These are the realities: in 10 years, Mark Turgeon has taken the Terps to five tournaments in nine tries (would be six in 10 attempts had 2020 had a March Madness), won one share of a Big Ten regular season title, has beat one single-digit seed in the NCAA Tournament, gone 5-5 in the event and reached one Sweet 16. He is 3-6 in the Big Ten Tournament and was 3-3 in the ACC Tournament. This is all while bringing several NBA draft picks through the program throughout the decade, so the talent has been there.
Is that good enough for Maryland? I don’t think many Maryland fans would say yes.
But there’s more to consider. I was a large critic of Turgeon’s coaching before these last three seasons. Adjustments were non-existent. The same problems – turnovers, awful shot selections, poor ball movement, an evergreen light for bad shooters, a misutilization of players’ strengthens, an inability to handle zone defenses and more – were evident year after year no matter what the roster looked like. That told me those weren’t personnel problems, they were down to the common denominator: Mark Turgeon.
But slowly over these past three seasons, Turgeon’s in-game coaching and game planning abilities have greatly improved. He still makes mistakes, but there have been times where tweaks he’s made have proven to make a huge difference. In 2019-20, the use of a zone at times made a giant difference, and the amount of bad shots Maryland has taken the last three seasons has shrunk massively, particularly in the second half of 2020-21. This last season in particularly was one of the best college coaching jobs I’ve seen in recent years, and I believe Turgeon got the absolute best out of the team, which is the exact opposite of every single season before. His energy on the sidelines was completely different. Turgeon truly led this team and took control of the season, whereas in years past it’s felt more like he was reacting to events as they happened and didn’t have control. He also never got to take his best team to March, and a Final Four or more was reasonably in the cards.
There is a case for firing him, and there is a case for extending him. Funny enough, I would have been aboard the fire train about five years ago, but I would now prefer an extension because of the clear improvements in his coaching over the last three years. The leash is short, though – one Sweet 16 in 10 years in not okay, and simply getting to the tournament shouldn’t be enough for College Park. Based on location, history, fan support and more, Maryland is a top 20 coaching job in the country. To use an apt example, Nate Oats, who took over at Alabama two years ago, has already turned it into a national title contender. If Maryland were to open up its coaching position, someone of that capability should be interested. I would want to sign him to an extension with a low buyout, making it relatively easy to fire him if next season goes poorly. Putting the long-term future in his hands does make me nervous.

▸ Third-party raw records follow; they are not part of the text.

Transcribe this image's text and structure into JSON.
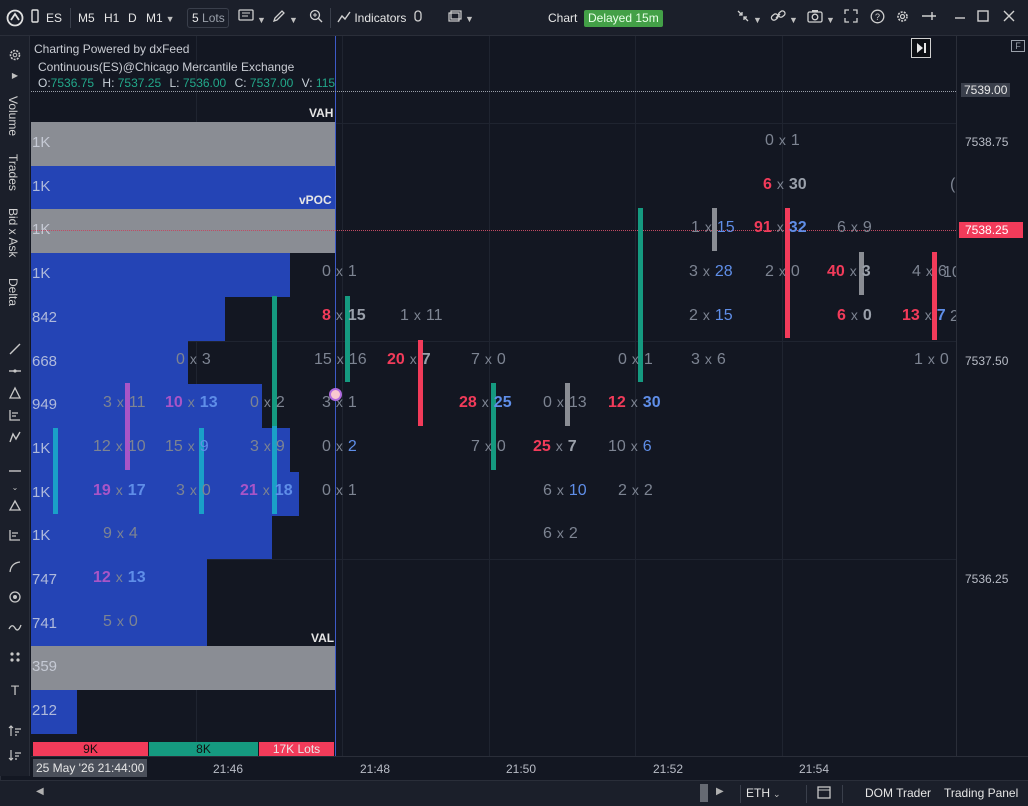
{
  "toolbar": {
    "symbol": "ES",
    "timeframes": [
      "M5",
      "H1",
      "D"
    ],
    "active_tf": "M1",
    "lots": "5",
    "lots_unit": "Lots",
    "indicators_label": "Indicators",
    "chart_label": "Chart",
    "delayed_badge": "Delayed 15m"
  },
  "chart_info": {
    "powered_by": "Charting Powered by dxFeed",
    "instrument": "Continuous(ES)@Chicago Mercantile Exchange",
    "o_label": "O:",
    "o": "7536.75",
    "h_label": "H:",
    "h": "7537.25",
    "l_label": "L:",
    "l": "7536.00",
    "c_label": "C:",
    "c": "7537.00",
    "v_label": "V:",
    "v": "115"
  },
  "left_panel_tabs": [
    "Volume",
    "Trades",
    "Bid x Ask",
    "Delta"
  ],
  "volume_profile": {
    "vah_label": "VAH",
    "vpoc_label": "vPOC",
    "val_label": "VAL",
    "rows": [
      "1K",
      "1K",
      "1K",
      "1K",
      "842",
      "668",
      "949",
      "1K",
      "1K",
      "1K",
      "747",
      "741",
      "359",
      "212"
    ],
    "row_values": [
      0.33,
      0.33,
      0.33,
      0.28,
      0.21,
      0.17,
      0.25,
      0.28,
      0.29,
      0.26,
      0.19,
      0.19,
      0.33,
      0.05
    ]
  },
  "footprint_cells": [
    {
      "bid": "0",
      "ask": "x 1",
      "row": 3,
      "col": 0
    },
    {
      "bid": "8",
      "ask": "15",
      "row": 4,
      "col": 0,
      "bidc": "red",
      "askc": "gray",
      "bold": true
    },
    {
      "bid": "15",
      "ask": "16",
      "row": 5,
      "col": 0
    },
    {
      "bid": "3",
      "ask": "1",
      "row": 6,
      "col": 0
    },
    {
      "bid": "0",
      "ask": "2",
      "row": 7,
      "col": 0,
      "askc": "blue"
    },
    {
      "bid": "0",
      "ask": "1",
      "row": 8,
      "col": 0
    }
  ],
  "cells_text": [
    {
      "t": "0 x 3",
      "row": 5,
      "c": 145
    },
    {
      "t": "3 x 11",
      "row": 6,
      "c": 72
    },
    {
      "t": "10 x 13",
      "row": 6,
      "c": 134,
      "bidc": "#a855c7",
      "askc": "#5f8ee8",
      "bold": true
    },
    {
      "t": "0 x 2",
      "row": 6,
      "c": 219
    },
    {
      "t": "12 x 10",
      "row": 7,
      "c": 62
    },
    {
      "t": "15 x 9",
      "row": 7,
      "c": 134,
      "askc": "#5f8ee8"
    },
    {
      "t": "3 x 9",
      "row": 7,
      "c": 219
    },
    {
      "t": "19 x 17",
      "row": 8,
      "c": 62,
      "bidc": "#a855c7",
      "askc": "#5f8ee8",
      "bold": true
    },
    {
      "t": "3 x 0",
      "row": 8,
      "c": 145
    },
    {
      "t": "21 x 18",
      "row": 8,
      "c": 209,
      "bidc": "#a855c7",
      "askc": "#5f8ee8",
      "bold": true
    },
    {
      "t": "9 x 4",
      "row": 9,
      "c": 72
    },
    {
      "t": "12 x 13",
      "row": 10,
      "c": 62,
      "bidc": "#a855c7",
      "askc": "#5f8ee8",
      "bold": true
    },
    {
      "t": "5 x 0",
      "row": 11,
      "c": 72
    },
    {
      "t": "0 x 1",
      "row": 3,
      "c": 291
    },
    {
      "t": "8 x 15",
      "row": 4,
      "c": 291,
      "bidc": "#f23b5a",
      "askc": "#9aa0aa",
      "bold": true
    },
    {
      "t": "15 x 16",
      "row": 5,
      "c": 283
    },
    {
      "t": "3 x 1",
      "row": 6,
      "c": 291
    },
    {
      "t": "0 x 2",
      "row": 7,
      "c": 291,
      "askc": "#5f8ee8"
    },
    {
      "t": "0 x 1",
      "row": 8,
      "c": 291
    },
    {
      "t": "1 x 11",
      "row": 4,
      "c": 369
    },
    {
      "t": "20 x 7",
      "row": 5,
      "c": 356,
      "bidc": "#f23b5a",
      "askc": "#9aa0aa",
      "bold": true
    },
    {
      "t": "7 x 0",
      "row": 5,
      "c": 440
    },
    {
      "t": "28 x 25",
      "row": 6,
      "c": 428,
      "bidc": "#f23b5a",
      "askc": "#5f8ee8",
      "bold": true
    },
    {
      "t": "7 x 0",
      "row": 7,
      "c": 440
    },
    {
      "t": "0 x 13",
      "row": 6,
      "c": 512
    },
    {
      "t": "25 x 7",
      "row": 7,
      "c": 502,
      "bidc": "#f23b5a",
      "askc": "#9aa0aa",
      "bold": true
    },
    {
      "t": "6 x 10",
      "row": 8,
      "c": 512,
      "askc": "#5f8ee8"
    },
    {
      "t": "6 x 2",
      "row": 9,
      "c": 512
    },
    {
      "t": "0 x 1",
      "row": 5,
      "c": 587
    },
    {
      "t": "12 x 30",
      "row": 6,
      "c": 577,
      "bidc": "#f23b5a",
      "askc": "#5f8ee8",
      "bold": true
    },
    {
      "t": "10 x 6",
      "row": 7,
      "c": 577,
      "askc": "#5f8ee8"
    },
    {
      "t": "2 x 2",
      "row": 8,
      "c": 587
    },
    {
      "t": "1 x 15",
      "row": 2,
      "c": 660,
      "askc": "#5f8ee8"
    },
    {
      "t": "3 x 28",
      "row": 3,
      "c": 658,
      "askc": "#5f8ee8"
    },
    {
      "t": "2 x 15",
      "row": 4,
      "c": 658,
      "askc": "#5f8ee8"
    },
    {
      "t": "3 x 6",
      "row": 5,
      "c": 660
    },
    {
      "t": "0 x 1",
      "row": 0,
      "c": 734
    },
    {
      "t": "6 x 30",
      "row": 1,
      "c": 732,
      "bidc": "#f23b5a",
      "askc": "#9aa0aa",
      "bold": true
    },
    {
      "t": "91 x 32",
      "row": 2,
      "c": 723,
      "bidc": "#f23b5a",
      "askc": "#5f8ee8",
      "bold": true
    },
    {
      "t": "2 x 0",
      "row": 3,
      "c": 734
    },
    {
      "t": "6 x 9",
      "row": 2,
      "c": 806
    },
    {
      "t": "40 x 3",
      "row": 3,
      "c": 796,
      "bidc": "#f23b5a",
      "askc": "#9aa0aa",
      "bold": true
    },
    {
      "t": "6 x 0",
      "row": 4,
      "c": 806,
      "bidc": "#f23b5a",
      "askc": "#9aa0aa",
      "bold": true
    },
    {
      "t": "4 x 6",
      "row": 3,
      "c": 881
    },
    {
      "t": "13 x 7",
      "row": 4,
      "c": 871,
      "bidc": "#f23b5a",
      "askc": "#5f8ee8",
      "bold": true
    },
    {
      "t": "1 x 0",
      "row": 5,
      "c": 883
    }
  ],
  "bottom_volume": {
    "b1": "9K",
    "b2": "8K",
    "b3": "17K Lots"
  },
  "price_axis": [
    "7539.00",
    "7538.75",
    "7538.25",
    "7537.50",
    "7536.25"
  ],
  "current_price": "7538.25",
  "time_axis": [
    "21:46",
    "21:48",
    "21:50",
    "21:52",
    "21:54"
  ],
  "time_cursor": "25 May '26 21:44:00",
  "bottombar": {
    "session": "ETH",
    "dom": "DOM Trader",
    "panel": "Trading Panel"
  },
  "colors": {
    "bg": "#131722",
    "green": "#159a80",
    "red": "#f23b5a",
    "blue": "#2444b5",
    "gray": "#8a8d94",
    "delayed": "#43a047"
  }
}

Here is the reality: Mark Turgeon is an above average coach, and he will produce above average results. Is that good enough for Maryland? We shall find out.